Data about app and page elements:
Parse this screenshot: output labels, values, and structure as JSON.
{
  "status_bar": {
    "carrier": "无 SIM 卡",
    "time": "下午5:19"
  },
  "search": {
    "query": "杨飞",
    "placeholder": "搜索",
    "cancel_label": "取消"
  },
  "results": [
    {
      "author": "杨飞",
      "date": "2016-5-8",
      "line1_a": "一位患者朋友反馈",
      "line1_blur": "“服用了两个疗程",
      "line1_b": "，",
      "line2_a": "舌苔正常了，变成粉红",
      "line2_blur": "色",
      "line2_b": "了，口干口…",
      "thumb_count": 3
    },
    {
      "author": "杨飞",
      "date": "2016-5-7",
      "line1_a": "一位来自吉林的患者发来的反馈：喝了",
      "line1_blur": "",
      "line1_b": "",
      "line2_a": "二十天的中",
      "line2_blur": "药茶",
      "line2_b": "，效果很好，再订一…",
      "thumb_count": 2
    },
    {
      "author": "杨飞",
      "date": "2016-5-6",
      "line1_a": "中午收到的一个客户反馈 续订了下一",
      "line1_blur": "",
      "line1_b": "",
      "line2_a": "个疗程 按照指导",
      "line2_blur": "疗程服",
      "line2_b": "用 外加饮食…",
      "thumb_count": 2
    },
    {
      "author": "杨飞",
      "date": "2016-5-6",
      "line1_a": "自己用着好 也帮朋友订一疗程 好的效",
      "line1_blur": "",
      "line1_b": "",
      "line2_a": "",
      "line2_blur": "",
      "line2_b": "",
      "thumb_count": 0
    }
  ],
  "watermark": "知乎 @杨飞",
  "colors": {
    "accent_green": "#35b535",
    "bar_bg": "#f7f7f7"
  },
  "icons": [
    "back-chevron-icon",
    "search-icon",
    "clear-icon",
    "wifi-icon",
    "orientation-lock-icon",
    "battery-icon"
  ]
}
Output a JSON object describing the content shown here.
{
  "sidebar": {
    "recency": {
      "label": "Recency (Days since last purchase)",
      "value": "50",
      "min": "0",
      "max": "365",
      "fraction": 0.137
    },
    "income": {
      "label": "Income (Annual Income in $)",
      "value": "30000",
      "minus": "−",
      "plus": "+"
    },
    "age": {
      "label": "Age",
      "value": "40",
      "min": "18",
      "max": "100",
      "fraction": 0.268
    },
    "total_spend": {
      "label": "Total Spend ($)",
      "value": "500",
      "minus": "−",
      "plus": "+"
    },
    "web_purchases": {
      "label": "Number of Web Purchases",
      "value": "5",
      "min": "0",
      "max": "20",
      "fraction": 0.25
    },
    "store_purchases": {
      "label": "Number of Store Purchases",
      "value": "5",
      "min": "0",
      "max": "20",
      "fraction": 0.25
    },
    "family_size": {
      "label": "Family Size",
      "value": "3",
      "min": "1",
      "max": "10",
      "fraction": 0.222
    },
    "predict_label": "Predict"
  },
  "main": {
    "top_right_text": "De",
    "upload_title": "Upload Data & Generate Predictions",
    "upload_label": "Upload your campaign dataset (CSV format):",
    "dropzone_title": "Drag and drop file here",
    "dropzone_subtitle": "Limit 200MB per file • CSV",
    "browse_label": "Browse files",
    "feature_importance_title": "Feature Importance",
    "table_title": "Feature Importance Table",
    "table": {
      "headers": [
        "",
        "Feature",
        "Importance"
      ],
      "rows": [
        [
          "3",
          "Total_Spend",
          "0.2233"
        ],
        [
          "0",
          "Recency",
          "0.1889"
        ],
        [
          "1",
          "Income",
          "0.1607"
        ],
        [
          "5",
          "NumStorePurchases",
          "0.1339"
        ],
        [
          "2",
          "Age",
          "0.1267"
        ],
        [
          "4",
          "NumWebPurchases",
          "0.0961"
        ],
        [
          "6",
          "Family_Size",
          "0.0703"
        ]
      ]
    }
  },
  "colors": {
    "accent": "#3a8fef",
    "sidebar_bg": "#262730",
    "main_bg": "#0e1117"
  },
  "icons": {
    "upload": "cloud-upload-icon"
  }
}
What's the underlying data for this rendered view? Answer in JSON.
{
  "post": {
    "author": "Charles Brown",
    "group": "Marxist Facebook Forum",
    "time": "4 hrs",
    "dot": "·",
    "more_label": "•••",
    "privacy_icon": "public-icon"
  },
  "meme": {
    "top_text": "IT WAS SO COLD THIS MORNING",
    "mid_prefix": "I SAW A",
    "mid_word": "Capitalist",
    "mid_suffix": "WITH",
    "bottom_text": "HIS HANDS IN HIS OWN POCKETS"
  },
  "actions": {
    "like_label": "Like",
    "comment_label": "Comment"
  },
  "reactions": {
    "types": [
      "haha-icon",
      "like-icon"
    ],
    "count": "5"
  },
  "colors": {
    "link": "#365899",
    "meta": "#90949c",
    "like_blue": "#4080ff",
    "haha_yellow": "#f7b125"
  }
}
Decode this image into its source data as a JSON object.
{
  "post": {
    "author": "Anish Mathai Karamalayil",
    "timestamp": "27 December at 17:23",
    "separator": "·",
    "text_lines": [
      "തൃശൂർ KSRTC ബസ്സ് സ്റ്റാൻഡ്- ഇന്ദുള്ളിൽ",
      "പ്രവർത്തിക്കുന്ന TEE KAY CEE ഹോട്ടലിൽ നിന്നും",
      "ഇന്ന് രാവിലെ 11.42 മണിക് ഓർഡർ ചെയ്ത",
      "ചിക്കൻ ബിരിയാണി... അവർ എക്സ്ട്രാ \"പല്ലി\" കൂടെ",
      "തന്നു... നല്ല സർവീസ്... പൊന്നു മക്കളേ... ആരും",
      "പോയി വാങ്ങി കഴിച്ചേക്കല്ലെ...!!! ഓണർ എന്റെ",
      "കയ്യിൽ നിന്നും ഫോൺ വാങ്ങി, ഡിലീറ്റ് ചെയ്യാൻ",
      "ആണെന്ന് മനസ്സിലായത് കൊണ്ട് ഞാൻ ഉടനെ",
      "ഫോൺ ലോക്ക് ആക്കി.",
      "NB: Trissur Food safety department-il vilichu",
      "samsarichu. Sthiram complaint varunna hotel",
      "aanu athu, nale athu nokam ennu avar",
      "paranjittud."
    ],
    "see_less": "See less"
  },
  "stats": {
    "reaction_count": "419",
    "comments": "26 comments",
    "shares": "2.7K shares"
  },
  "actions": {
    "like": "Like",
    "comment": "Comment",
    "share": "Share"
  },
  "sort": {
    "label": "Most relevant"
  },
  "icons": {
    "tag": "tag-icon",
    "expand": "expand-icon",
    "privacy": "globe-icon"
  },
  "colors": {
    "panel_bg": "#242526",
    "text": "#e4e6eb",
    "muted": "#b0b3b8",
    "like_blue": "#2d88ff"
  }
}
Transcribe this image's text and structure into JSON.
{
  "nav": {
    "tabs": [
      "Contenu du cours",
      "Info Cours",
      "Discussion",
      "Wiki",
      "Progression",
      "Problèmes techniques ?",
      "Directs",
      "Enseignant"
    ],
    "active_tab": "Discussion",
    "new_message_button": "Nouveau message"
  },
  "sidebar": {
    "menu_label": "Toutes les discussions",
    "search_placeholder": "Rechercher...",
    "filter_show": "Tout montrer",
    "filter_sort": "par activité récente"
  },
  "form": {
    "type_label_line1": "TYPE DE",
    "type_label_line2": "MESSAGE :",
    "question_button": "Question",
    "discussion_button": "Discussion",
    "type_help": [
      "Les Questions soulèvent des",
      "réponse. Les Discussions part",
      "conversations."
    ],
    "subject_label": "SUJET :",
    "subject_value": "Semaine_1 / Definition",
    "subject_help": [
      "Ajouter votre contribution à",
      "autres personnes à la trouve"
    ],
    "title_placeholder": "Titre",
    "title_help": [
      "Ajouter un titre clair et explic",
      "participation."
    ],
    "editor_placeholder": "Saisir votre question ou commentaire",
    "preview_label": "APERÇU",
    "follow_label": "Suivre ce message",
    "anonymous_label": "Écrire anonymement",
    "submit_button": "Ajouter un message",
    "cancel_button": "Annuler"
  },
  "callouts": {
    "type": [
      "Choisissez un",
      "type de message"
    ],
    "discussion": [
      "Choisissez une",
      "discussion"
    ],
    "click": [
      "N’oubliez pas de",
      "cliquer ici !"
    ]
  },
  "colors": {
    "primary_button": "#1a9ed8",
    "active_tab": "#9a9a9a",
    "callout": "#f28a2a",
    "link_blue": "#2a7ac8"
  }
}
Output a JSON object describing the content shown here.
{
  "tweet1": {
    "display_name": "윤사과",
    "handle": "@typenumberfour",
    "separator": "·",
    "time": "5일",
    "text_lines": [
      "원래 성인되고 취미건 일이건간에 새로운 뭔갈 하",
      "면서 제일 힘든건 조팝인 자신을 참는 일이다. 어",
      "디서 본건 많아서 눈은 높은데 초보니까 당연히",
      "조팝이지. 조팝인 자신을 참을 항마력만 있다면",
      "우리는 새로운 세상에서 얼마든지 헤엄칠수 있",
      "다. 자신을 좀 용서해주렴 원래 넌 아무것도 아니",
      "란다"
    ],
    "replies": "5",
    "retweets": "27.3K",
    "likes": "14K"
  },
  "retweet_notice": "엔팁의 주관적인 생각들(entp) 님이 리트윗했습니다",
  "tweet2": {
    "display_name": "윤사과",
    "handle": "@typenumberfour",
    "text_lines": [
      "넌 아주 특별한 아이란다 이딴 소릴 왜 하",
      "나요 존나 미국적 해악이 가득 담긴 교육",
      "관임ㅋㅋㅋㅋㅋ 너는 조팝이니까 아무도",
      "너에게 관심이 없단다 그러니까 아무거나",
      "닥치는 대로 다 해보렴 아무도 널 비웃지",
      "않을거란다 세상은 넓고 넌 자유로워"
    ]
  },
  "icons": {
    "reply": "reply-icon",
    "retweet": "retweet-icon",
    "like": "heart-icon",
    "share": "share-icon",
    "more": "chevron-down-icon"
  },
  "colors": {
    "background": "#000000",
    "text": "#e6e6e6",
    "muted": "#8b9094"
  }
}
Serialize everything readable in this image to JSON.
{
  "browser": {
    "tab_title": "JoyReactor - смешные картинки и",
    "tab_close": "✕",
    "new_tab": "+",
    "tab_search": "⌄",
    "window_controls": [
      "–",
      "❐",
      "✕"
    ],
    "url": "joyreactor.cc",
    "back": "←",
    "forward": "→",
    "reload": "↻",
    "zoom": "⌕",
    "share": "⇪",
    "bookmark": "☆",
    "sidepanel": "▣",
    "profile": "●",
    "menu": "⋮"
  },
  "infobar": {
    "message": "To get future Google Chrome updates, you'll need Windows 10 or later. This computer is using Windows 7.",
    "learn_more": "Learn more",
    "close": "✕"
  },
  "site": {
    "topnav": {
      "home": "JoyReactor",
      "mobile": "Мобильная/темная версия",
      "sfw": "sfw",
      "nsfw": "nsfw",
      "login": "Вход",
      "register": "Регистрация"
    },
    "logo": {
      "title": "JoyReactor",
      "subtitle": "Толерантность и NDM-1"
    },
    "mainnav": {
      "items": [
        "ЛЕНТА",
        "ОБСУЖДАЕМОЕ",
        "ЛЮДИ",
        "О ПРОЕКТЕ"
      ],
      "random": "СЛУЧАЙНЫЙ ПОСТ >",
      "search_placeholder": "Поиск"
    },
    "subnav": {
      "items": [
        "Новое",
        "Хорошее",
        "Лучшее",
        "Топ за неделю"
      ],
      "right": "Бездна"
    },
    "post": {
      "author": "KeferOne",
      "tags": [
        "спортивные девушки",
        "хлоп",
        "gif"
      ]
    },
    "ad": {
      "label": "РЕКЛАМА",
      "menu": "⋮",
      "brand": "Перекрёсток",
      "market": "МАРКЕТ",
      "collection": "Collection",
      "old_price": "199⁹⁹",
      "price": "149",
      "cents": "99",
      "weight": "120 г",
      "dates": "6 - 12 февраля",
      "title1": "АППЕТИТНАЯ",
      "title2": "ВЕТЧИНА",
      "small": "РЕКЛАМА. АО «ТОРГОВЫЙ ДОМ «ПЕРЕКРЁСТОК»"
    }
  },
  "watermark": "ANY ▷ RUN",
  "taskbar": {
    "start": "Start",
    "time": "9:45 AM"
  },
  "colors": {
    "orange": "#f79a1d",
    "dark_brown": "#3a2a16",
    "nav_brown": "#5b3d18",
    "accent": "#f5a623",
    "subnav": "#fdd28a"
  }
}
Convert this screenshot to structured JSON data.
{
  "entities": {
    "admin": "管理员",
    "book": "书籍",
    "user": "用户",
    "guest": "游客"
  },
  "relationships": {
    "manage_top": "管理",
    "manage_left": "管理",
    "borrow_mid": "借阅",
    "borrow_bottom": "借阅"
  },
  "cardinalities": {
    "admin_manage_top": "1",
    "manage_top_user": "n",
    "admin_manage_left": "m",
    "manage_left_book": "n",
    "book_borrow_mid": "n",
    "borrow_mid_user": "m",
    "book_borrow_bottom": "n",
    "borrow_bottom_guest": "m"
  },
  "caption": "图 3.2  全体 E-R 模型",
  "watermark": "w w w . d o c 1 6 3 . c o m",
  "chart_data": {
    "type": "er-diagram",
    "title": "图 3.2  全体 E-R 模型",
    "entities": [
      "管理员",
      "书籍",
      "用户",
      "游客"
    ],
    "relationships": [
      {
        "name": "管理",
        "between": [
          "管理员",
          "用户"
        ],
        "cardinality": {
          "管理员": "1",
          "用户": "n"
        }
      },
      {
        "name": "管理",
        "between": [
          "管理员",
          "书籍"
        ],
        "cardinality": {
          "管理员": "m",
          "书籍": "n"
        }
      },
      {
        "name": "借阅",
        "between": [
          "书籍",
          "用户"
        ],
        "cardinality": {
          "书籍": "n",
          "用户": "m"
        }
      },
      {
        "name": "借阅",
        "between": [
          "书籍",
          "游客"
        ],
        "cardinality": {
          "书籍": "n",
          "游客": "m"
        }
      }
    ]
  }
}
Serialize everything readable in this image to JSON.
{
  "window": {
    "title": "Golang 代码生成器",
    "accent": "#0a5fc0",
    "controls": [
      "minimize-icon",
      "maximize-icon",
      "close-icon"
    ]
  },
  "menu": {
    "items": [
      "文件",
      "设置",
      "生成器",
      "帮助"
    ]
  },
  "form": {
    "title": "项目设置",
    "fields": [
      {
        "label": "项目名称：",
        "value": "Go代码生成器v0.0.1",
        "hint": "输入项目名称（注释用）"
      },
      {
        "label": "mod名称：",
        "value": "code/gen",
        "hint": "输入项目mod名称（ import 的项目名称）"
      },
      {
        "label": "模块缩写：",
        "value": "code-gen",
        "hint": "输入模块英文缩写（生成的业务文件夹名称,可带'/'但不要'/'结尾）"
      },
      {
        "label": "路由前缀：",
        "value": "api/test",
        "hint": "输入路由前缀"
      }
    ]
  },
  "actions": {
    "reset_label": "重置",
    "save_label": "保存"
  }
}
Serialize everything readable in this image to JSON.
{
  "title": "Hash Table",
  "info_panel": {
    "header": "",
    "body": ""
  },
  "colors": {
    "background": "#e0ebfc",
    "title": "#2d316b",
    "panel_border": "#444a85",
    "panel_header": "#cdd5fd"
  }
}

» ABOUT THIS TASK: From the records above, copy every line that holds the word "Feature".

» COMPLETED EXERCISE:
    "feature_importance_title": "Feature Importance",
    "table_title": "Feature Importance Table",
        "Feature",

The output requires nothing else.